Santa Rosa Plateau is a local jewel to behold
Last updated 4/4/2019 at 4:14pm
Spring is the season to be out and about and enjoy nature and all the spring wildflowers happening at the Santa Rosa Plateau Ecological Reserve which is so abundant this year after the winter rains. The plateau is in Riverside County, just north of Fallbrook and west of Murrieta on Clinton Keith Road.
This 9,000-acre reserve is where a treasure of indigenous oaks, native grasslands, vernal pools, reptiles, amphibians, birds and a bounty of springtime flowers and even chocolate lilies coexist in harmony.
The plateau's mild climate made the area ideal habitat for Native Americans, beginning thousands of years ago as hunters and gathers. It was also part of the large Vail Ranch which raised cattle for decades and eventually sold the land to the Kaiser Steel Company which master planned "Rancho California" The plateau lands were acquired by several agencies and are now under protection.
There are miles of various length trails to explore, and it is requested that visitors stay on those guided footpaths. Directional signs will point to the many points of interest. Besides the abundance of native flora, the preserve is a host to an array of mammals like the opossum, coyote, raccoon, badger, skunk, spotted bat, brush rabbit, gray fox, bobcats and much more.
In the amphibian and reptile world, hikers might spot a salamander, California toad, Pacific tree frog, pond turtle, alligator lizard, rosy boa, king snake, Pacific rattlesnake and more.
For bird watchers, make sure to bring along some binoculars for spotting a hummingbird, western scrub-jay, acorn woodpecker, hooded orioles, horned lark red-shouldered hawk, orange-crowned warbler, grasshopper sparrows, California quail or roadrunner, to name a few.
When guests stop at the visitors center, check with the ranger what birds and other animals have been seen lately and some of the various locations. Some favored bird locations have been the Adobe area, Hidden Valley trailhead, Monument Hill area and along Via Volcano Road. So look for birds in the oak woodlands, chaparral, grasslands and riparian area and around the vernal pools.
The native reserve is also the migratory trail for mountain lions traveling from the Santa Ana Mountains through the preserve and continuing down into Baja California and Mexico.

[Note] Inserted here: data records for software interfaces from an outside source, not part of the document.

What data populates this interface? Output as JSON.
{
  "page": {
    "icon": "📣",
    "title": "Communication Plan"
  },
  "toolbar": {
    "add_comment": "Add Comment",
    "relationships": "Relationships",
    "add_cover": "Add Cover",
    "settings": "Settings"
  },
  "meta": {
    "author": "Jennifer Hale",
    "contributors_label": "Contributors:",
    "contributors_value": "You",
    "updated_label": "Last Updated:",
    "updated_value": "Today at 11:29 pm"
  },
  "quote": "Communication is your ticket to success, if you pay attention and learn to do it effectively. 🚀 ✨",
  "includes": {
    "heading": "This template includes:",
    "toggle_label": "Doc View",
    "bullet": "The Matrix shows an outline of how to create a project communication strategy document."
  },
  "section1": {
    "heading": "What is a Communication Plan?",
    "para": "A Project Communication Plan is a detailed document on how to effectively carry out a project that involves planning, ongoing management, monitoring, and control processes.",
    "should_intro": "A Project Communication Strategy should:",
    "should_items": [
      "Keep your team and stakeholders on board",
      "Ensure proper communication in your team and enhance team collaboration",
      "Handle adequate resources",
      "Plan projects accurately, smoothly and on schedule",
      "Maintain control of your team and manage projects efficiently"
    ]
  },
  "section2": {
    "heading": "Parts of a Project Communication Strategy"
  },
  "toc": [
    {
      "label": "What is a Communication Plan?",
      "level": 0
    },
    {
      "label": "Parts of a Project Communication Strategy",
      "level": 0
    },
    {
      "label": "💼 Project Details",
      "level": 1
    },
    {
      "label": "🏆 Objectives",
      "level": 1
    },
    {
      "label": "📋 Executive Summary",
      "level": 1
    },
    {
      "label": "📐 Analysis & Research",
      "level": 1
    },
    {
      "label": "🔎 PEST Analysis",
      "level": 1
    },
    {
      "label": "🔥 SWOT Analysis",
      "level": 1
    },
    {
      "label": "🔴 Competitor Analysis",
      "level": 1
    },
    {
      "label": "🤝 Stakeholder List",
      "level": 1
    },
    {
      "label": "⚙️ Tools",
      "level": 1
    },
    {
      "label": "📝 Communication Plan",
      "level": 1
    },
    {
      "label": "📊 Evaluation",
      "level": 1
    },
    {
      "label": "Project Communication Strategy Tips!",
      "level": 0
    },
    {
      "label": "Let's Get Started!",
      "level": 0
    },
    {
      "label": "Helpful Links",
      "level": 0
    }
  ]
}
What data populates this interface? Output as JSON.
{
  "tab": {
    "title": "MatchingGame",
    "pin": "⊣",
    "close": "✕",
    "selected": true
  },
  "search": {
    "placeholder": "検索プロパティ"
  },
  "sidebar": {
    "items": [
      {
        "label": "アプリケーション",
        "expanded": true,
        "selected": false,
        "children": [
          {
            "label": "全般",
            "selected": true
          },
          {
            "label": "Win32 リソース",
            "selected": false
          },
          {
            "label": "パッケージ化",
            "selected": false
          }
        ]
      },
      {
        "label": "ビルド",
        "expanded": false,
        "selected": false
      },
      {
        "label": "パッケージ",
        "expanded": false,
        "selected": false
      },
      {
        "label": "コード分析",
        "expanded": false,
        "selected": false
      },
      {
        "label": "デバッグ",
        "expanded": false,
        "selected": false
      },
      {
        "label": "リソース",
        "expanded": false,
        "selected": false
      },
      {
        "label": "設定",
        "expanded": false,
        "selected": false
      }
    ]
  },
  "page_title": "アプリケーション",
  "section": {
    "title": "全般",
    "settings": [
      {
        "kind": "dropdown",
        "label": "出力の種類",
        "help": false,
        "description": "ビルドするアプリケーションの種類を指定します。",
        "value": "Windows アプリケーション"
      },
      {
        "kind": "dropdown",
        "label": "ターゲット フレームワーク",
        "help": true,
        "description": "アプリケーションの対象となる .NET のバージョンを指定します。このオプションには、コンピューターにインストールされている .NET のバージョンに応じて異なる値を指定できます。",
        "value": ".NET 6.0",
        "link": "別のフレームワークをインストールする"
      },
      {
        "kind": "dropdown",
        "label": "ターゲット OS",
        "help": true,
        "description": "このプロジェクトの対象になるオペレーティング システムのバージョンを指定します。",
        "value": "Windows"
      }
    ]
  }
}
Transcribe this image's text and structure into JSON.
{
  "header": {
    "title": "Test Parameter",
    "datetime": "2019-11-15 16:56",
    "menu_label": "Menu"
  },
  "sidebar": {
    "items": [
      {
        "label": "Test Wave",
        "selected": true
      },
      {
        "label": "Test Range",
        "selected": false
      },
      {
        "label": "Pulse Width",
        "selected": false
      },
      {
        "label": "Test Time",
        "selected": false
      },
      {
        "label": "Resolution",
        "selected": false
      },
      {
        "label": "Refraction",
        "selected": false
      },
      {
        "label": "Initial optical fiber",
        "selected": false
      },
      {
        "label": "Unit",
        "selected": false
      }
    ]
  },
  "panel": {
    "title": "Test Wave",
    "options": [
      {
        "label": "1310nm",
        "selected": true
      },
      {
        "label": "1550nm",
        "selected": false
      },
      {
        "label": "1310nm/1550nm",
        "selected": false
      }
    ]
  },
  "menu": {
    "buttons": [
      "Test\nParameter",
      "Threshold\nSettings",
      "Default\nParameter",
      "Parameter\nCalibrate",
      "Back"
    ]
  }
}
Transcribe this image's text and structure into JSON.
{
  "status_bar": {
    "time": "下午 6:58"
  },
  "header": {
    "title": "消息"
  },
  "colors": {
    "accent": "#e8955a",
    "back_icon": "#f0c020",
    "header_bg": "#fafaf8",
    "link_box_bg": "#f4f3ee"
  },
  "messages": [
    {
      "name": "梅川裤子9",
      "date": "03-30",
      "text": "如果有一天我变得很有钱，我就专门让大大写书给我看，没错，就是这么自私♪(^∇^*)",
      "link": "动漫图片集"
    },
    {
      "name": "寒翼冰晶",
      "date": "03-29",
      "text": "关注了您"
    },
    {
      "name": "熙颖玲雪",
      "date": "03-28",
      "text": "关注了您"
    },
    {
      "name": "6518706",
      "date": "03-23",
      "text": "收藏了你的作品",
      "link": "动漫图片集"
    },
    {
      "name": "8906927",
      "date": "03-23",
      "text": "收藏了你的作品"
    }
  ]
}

With the rich and diverse flora and fauna, the reserve is a wealth of sights to enjoy and appreciate, but be respectful while enjoying this grand experience. And remember that if you pack it in, you must pack it out. Take some water and a camera for some great memories to look back on. Remember that it might be a while before this bumper crop of wildflowers returns, so seize the season.
If this floriferous and colorful spring has captured your soul, rededicate yourself to helping and caring for Mother Earth. Make a commitment to an environmental cause, go volunteer and be a part of the wave helping to heal the hurts to the earth that man has caused, for we all are part of the solution.
"Lose yourself in nature and find inner peace."
Roger Boddaert Maker of Natural Gardens and the Tree Man of Fallbrook can be reached for consultations and ecological landscape designs at (760) 728-4297.